This book shows how phenomenology of the social sciences differs from positivistic approaches, and presents Schutz's theory of relevances--a key feature of his own phenomenology of the social world. It begins with Schutz's appraisal of how Husserl influenced him, and continues with exchanges between Schutz and Eric Voegelin, Felix Kaufmann, Aron Gurwitsch, and Talcott Parsons.

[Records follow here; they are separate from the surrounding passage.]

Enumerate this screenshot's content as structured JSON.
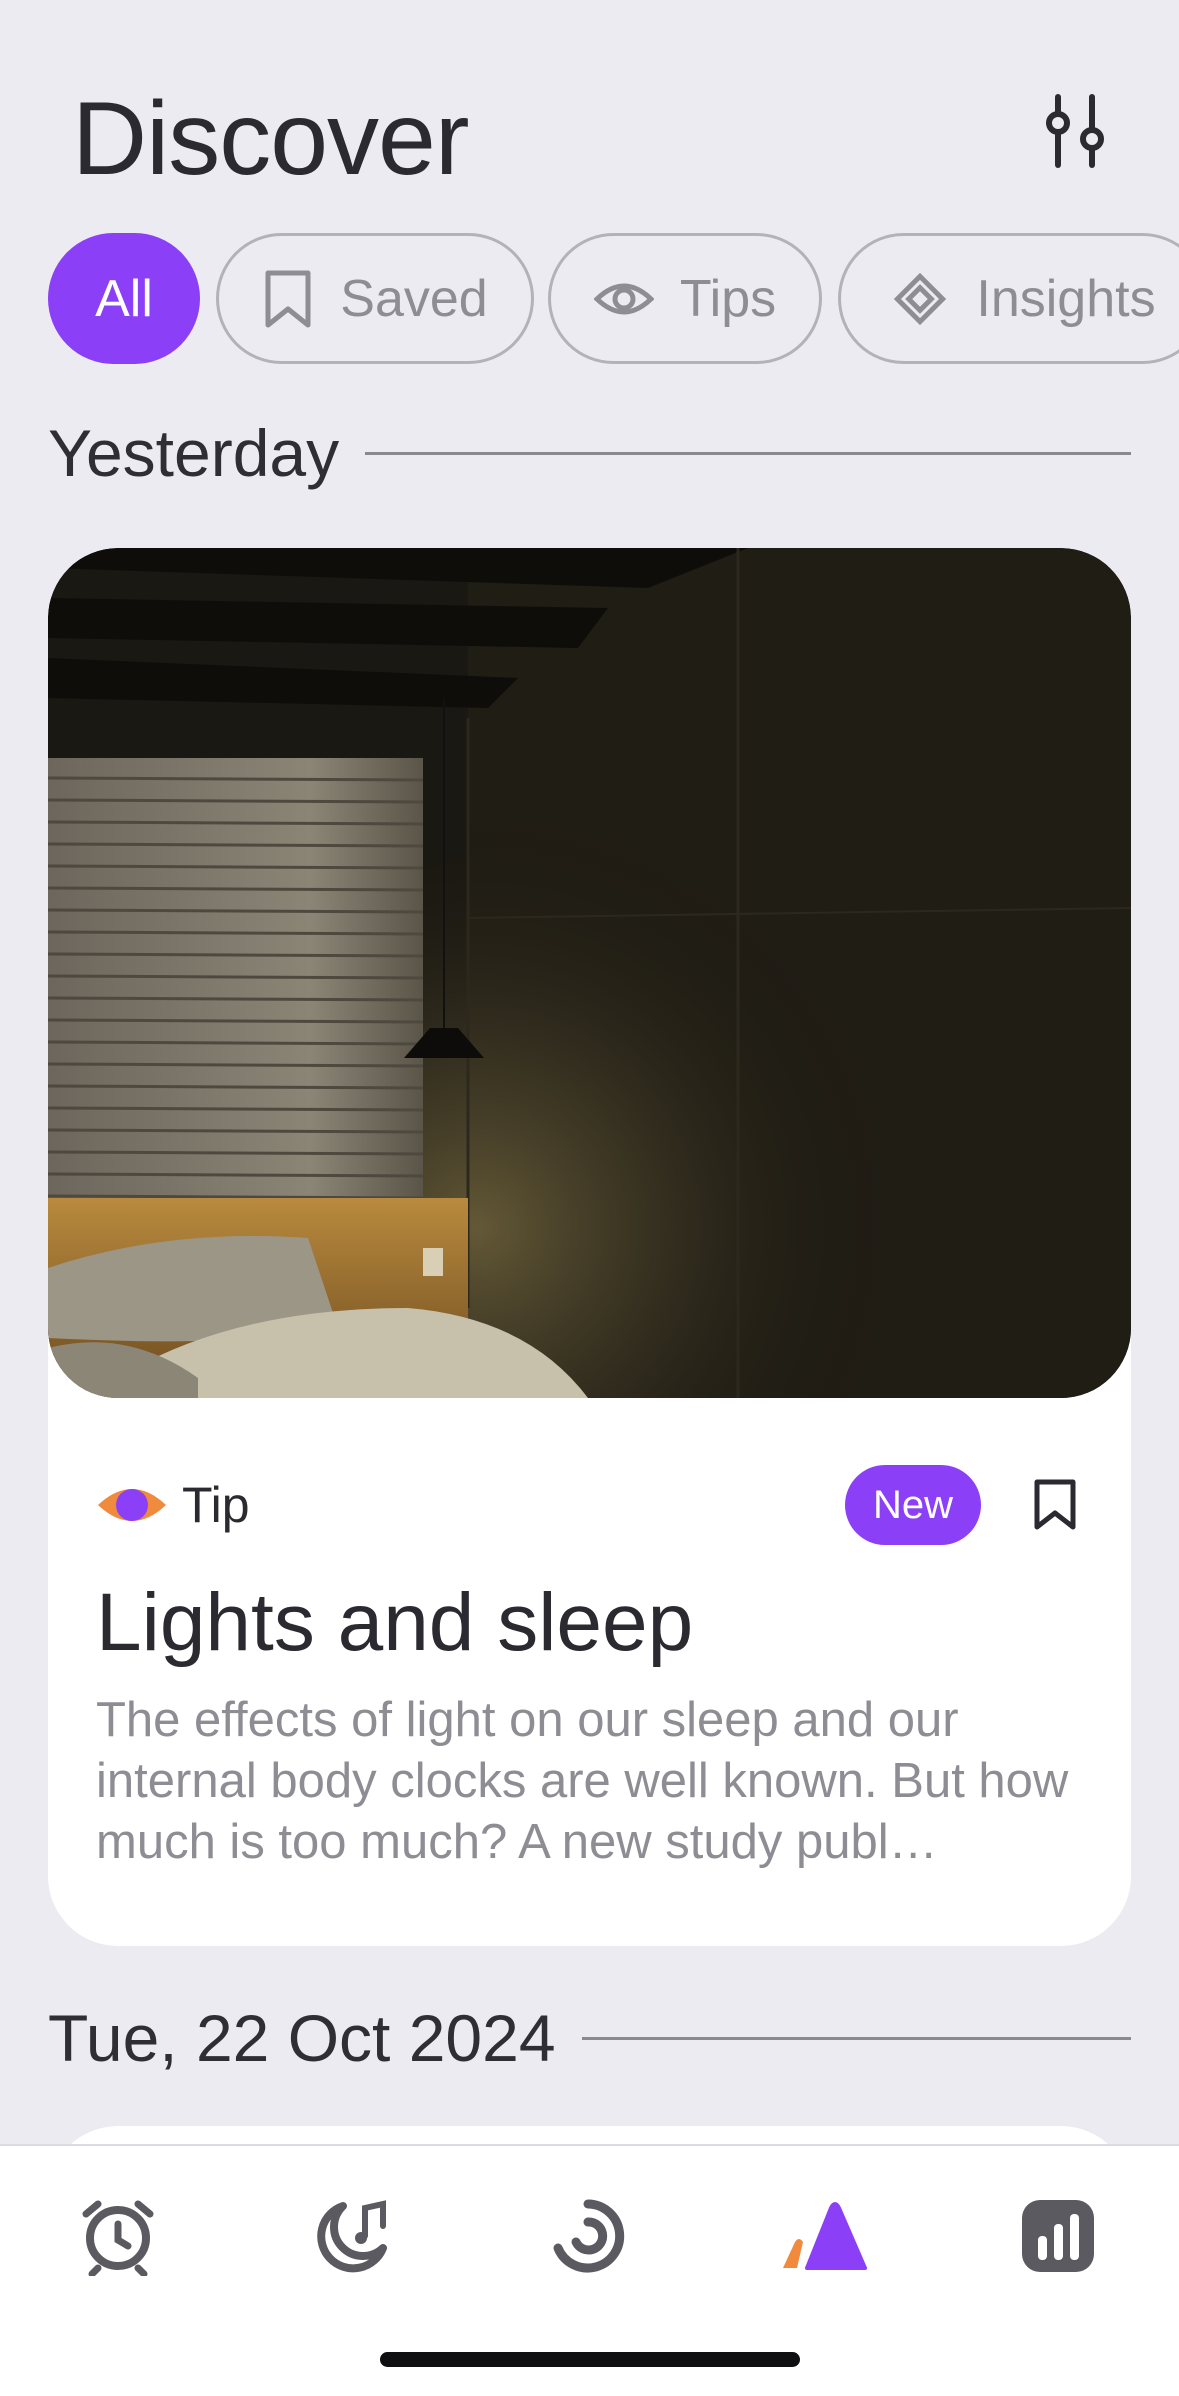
{
  "header": {
    "title": "Discover",
    "filter_icon": "sliders-icon"
  },
  "filters": [
    {
      "label": "All",
      "icon": "",
      "active": true
    },
    {
      "label": "Saved",
      "icon": "bookmark-icon",
      "active": false
    },
    {
      "label": "Tips",
      "icon": "eye-icon",
      "active": false
    },
    {
      "label": "Insights",
      "icon": "diamond-icon",
      "active": false
    }
  ],
  "sections": [
    {
      "title": "Yesterday"
    },
    {
      "title": "Tue, 22 Oct 2024"
    }
  ],
  "card": {
    "type_label": "Tip",
    "type_icon": "eye-icon",
    "badge": "New",
    "title": "Lights and sleep",
    "body": "The effects of light on our sleep and our internal body clocks are well known. But how much is too much? A new study publ…"
  },
  "tabbar": {
    "items": [
      {
        "name": "alarm-clock-icon"
      },
      {
        "name": "moon-music-icon"
      },
      {
        "name": "progress-ring-icon"
      },
      {
        "name": "discover-icon",
        "active": true
      },
      {
        "name": "stats-icon"
      }
    ]
  },
  "colors": {
    "accent": "#8b3ff6",
    "orange": "#f08a3c",
    "background": "#ecebf1"
  }
}
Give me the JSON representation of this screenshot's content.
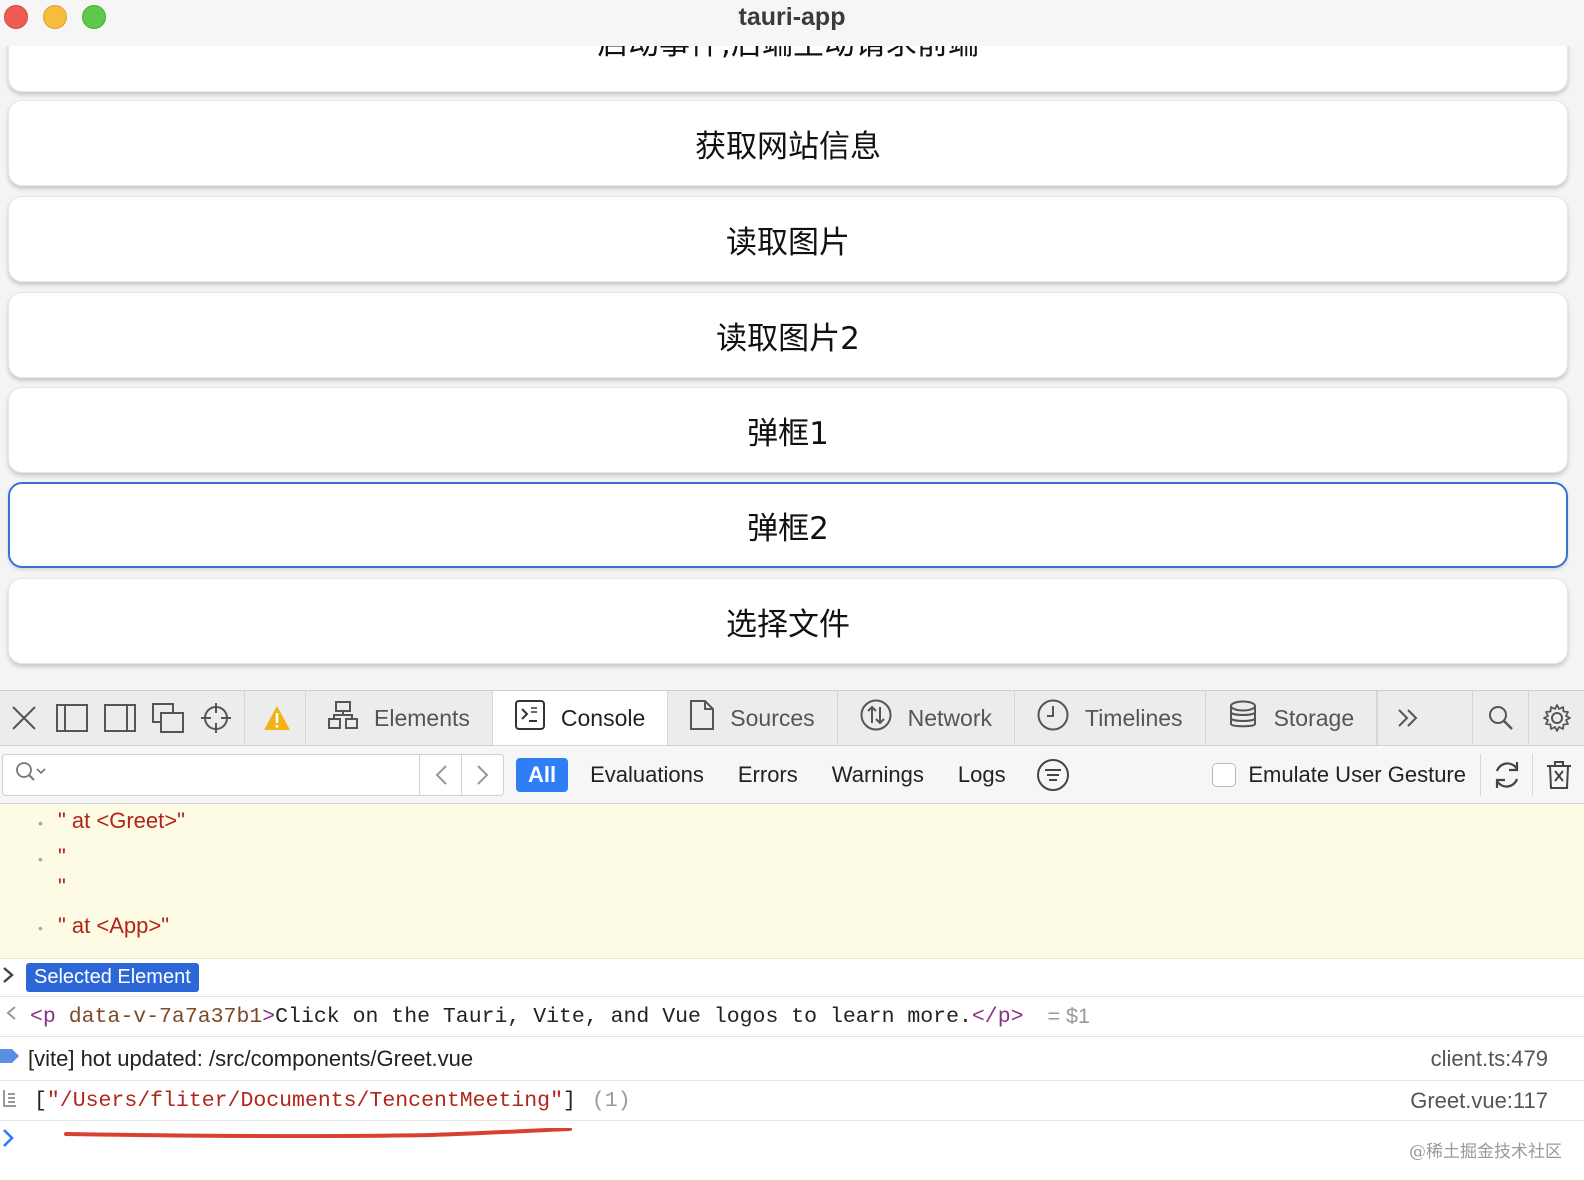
{
  "window": {
    "title": "tauri-app"
  },
  "app": {
    "buttons": [
      {
        "label": "启动事件,后端主动请求前端"
      },
      {
        "label": "获取网站信息"
      },
      {
        "label": "读取图片"
      },
      {
        "label": "读取图片2"
      },
      {
        "label": "弹框1"
      },
      {
        "label": "弹框2"
      },
      {
        "label": "选择文件"
      }
    ]
  },
  "devtools": {
    "tabs": [
      {
        "label": "Elements",
        "icon": "elements-icon"
      },
      {
        "label": "Console",
        "icon": "console-icon",
        "active": true
      },
      {
        "label": "Sources",
        "icon": "sources-icon"
      },
      {
        "label": "Network",
        "icon": "network-icon"
      },
      {
        "label": "Timelines",
        "icon": "timelines-icon"
      },
      {
        "label": "Storage",
        "icon": "storage-icon"
      }
    ],
    "filter": {
      "placeholder": "",
      "chips": [
        "All",
        "Evaluations",
        "Errors",
        "Warnings",
        "Logs"
      ],
      "emulate_label": "Emulate User Gesture"
    },
    "console": {
      "trace": [
        " \" at <Greet>\"",
        "\"",
        "\"",
        " \" at <App>\""
      ],
      "selected_badge": "Selected Element",
      "result_tag_open": "<p",
      "result_attr": "data-v-7a7a37b1",
      "result_tag_close_open": ">",
      "result_text": "Click on the Tauri, Vite, and Vue logos to learn more.",
      "result_tag_end": "</p>",
      "result_ref": "= $1",
      "vite_message": "[vite] hot updated: /src/components/Greet.vue",
      "vite_source": "client.ts:479",
      "array_open": "[",
      "array_value": "\"/Users/fliter/Documents/TencentMeeting\"",
      "array_close": "]",
      "array_count": "(1)",
      "array_source": "Greet.vue:117"
    },
    "colors": {
      "accent": "#2f7ef6",
      "badge": "#2d66d6",
      "warn_bg": "#fefbe5",
      "string": "#b1261a"
    }
  },
  "watermark": "@稀土掘金技术社区"
}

This book presents, for the first time, Schutz's incisive criticisms of T.S. Eliot's theory of culture.
- Philosophy, Social Science
- Movements / General, Movements / Phenomenology, Methodology
- October 28, 2011
- August 31, 2011
- Alfred Schutz